Nicole Girten

(Daily Montanan) The City of Helena argued that a recently enacted ban on drag in public spaces should be enjoined – or halted – before the annual Montana Pride celebration slated to begin next week, telling a federal judge the law is too vague and presents an untenable choice as the city considers whether to grant a permit for the event.

“In making its permitting decision, the City itself is in the position of either choosing to infringe upon Plaintiff’s constitutional rights to freely express themselves (by denying the permit – something the City is not willing to do), or subject City employees to civil and criminal liability under the provisions of HB 359,” the city said in court filing Monday.

In court filings Monday in response to a request for a temporary restraining order against the law, the city said it did not dispute the claims made by plaintiffs challenging the law, which include the LGBTQ organization Montana Pride, “concerning the vague and overbroad nature of HB 359.” The city attorney requested the court enjoin the law, which was signed by Gov. Greg Gianforte in May.

House Bill 359, sponsored by Rep. Braxton Mitchell, R-Columbia Falls, bans Drag Story Hours in libraries and schools, tacks on potential fines for businesses that host drag events and bans drag in public spaces that could be seen by minors.

Montana Pride, which has hosted the statewide Pride event for eight years, joined the lawsuit which questions the constitutionality of HB 359 last week. Event organizer Kevin Hamm claimed the city told him it would be denying the permits as long as the drag ban law was in effect.

The event is slated to run from July 30- Aug. 6 and will celebrate the 30th anniversary of the first Pride held in Montana.

The lawsuit, filed earlier this month by plaintiffs from around the state, names Butte-Silver Bow County Administrator J.P. Gallagher as a defendant. He canceled a lecture at a public library on the history of Two Spirit people in Native American tradition by transgender woman Adria Jawort due to concerns it might break the new law, although Jawort was scheduled to be there as herself and not as a drag performer. Jawort later held the event at a different location.

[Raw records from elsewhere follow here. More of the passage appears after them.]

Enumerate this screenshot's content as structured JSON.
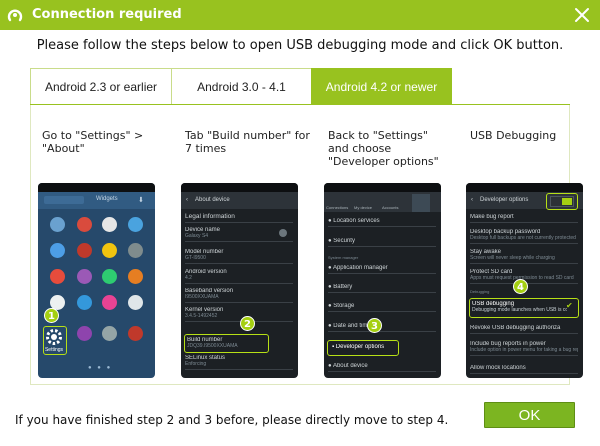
{
  "window": {
    "title": "Connection required",
    "accent": "#98c21f",
    "logo_icon": "app-logo-icon",
    "close_icon": "close-icon"
  },
  "instruction": "Please follow the steps below to open USB debugging mode and click OK button.",
  "tabs": [
    {
      "label": "Android 2.3 or earlier",
      "active": false
    },
    {
      "label": "Android 3.0 - 4.1",
      "active": false
    },
    {
      "label": "Android 4.2 or newer",
      "active": true
    }
  ],
  "steps": [
    {
      "number": "1",
      "text": "Go to \"Settings\" >\n\"About\""
    },
    {
      "number": "2",
      "text": "Tab \"Build number\" for\n7 times"
    },
    {
      "number": "3",
      "text": "Back to \"Settings\"\nand choose\n\"Developer options\""
    },
    {
      "number": "4",
      "text": "USB Debugging"
    }
  ],
  "screens": {
    "s1": {
      "tab_widgets": "Widgets",
      "settings_label": "Settings"
    },
    "s2": {
      "header": "About device",
      "legal": "Legal information",
      "rows": [
        {
          "label": "Device name",
          "value": "Galaxy S4"
        },
        {
          "label": "Model number",
          "value": "GT-I9500"
        },
        {
          "label": "Android version",
          "value": "4.2"
        },
        {
          "label": "Baseband version",
          "value": "I9500XXUAMA"
        },
        {
          "label": "Kernel version",
          "value": "3.4.5-1492452"
        }
      ],
      "build": {
        "label": "Build number",
        "value": "JDQ39.I9500XXUAMA"
      },
      "selinux": {
        "label": "SELinux status",
        "value": "Enforcing"
      }
    },
    "s3": {
      "tabs": [
        "Connections",
        "My device",
        "Accounts",
        "More"
      ],
      "rows": [
        "Location services",
        "Security",
        "Application manager",
        "Battery",
        "Storage",
        "Date and time"
      ],
      "section": "System manager",
      "dev": "Developer options",
      "about": "About device"
    },
    "s4": {
      "header": "Developer options",
      "rows": [
        {
          "label": "Make bug report",
          "value": ""
        },
        {
          "label": "Desktop backup password",
          "value": "Desktop full backups are not currently protected"
        },
        {
          "label": "Stay awake",
          "value": "Screen will never sleep while charging"
        },
        {
          "label": "Protect SD card",
          "value": "Apps must request permission to read SD card"
        }
      ],
      "section": "Debugging",
      "usb": {
        "label": "USB debugging",
        "value": "Debugging mode launches when USB is connected"
      },
      "after": [
        {
          "label": "Revoke USB debugging authoriza",
          "value": ""
        },
        {
          "label": "Include bug reports in power",
          "value": "Include option in power menu for taking a bug report"
        },
        {
          "label": "Allow mock locations",
          "value": ""
        }
      ]
    }
  },
  "footer_text": "If you have finished step 2 and 3 before, please directly move to step 4.",
  "ok_label": "OK"
}
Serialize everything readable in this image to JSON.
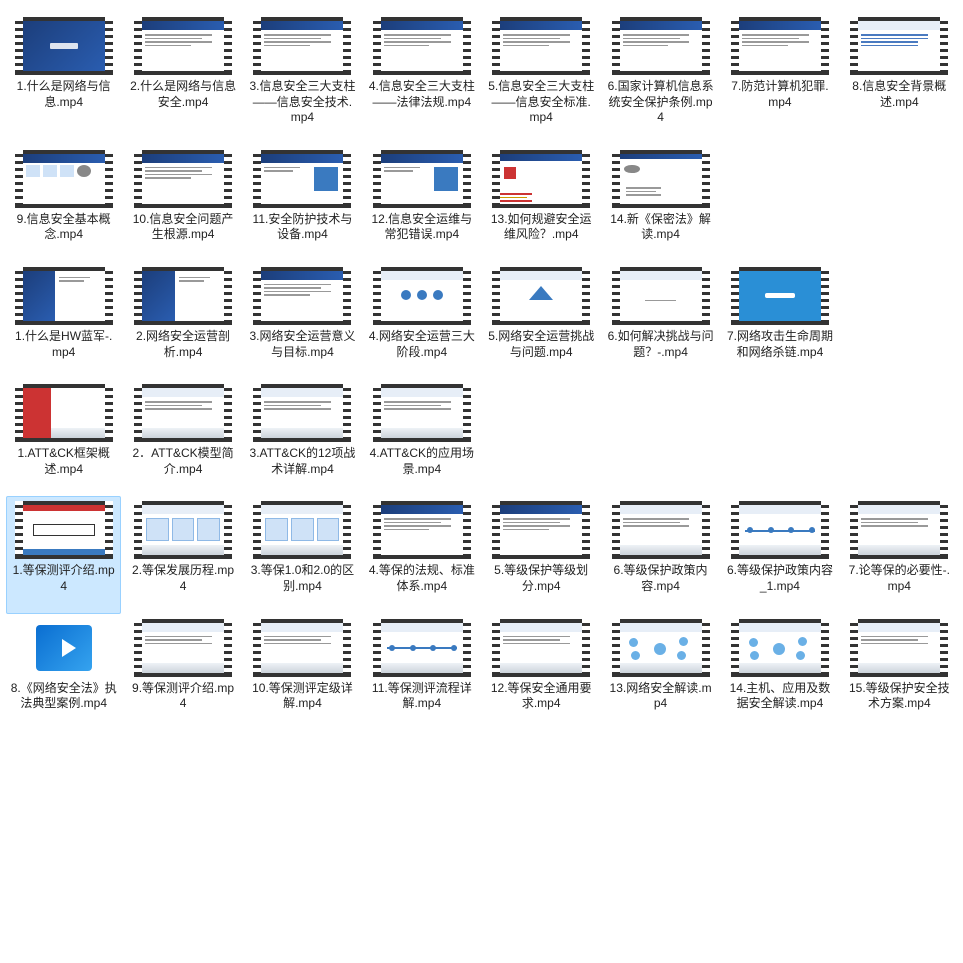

Consequences for breaking the new law include a potential $5,000 fine and suspension proceedings for library or school staff. Other defendants named in the suit include Superintendent of Public Instruction Elsie Arntzen and Attorney General Austin Knudsen.

A spokesperson for the City of Helena said last week staff was still in the process of reviewing the permit application, but in the filing Monday, the city said it plans to issue the permit, though it acknowledges there are potential consequences if the law is still in place.

“While the City of Helena plans to issue one permit to Plaintiff Montana Pride for all planned events beginning July 30 and running through August 5, the permit places the burden upon the Pride performers to either comply with the vague, overbroad, and confusing law, or face civil and criminal liability for exercising their fundamental rights,” the filing read.

The filing, submitted by Helena City Attorney Rebecca Dockter in advance of the hearing to take place on Wednesday, said the law puts the city and Plaintiffs in “similarly untenable positions” and therefore the city does not dispute the necessity of a temporary restraining order and preliminary injunction.

The city requested the court order HB 359 be enjoined prior to the event start date on July 30.

A hearing is scheduled for Wednesday afternoon for the judge in the case to hear arguments about why a temporary restraining order should be granted.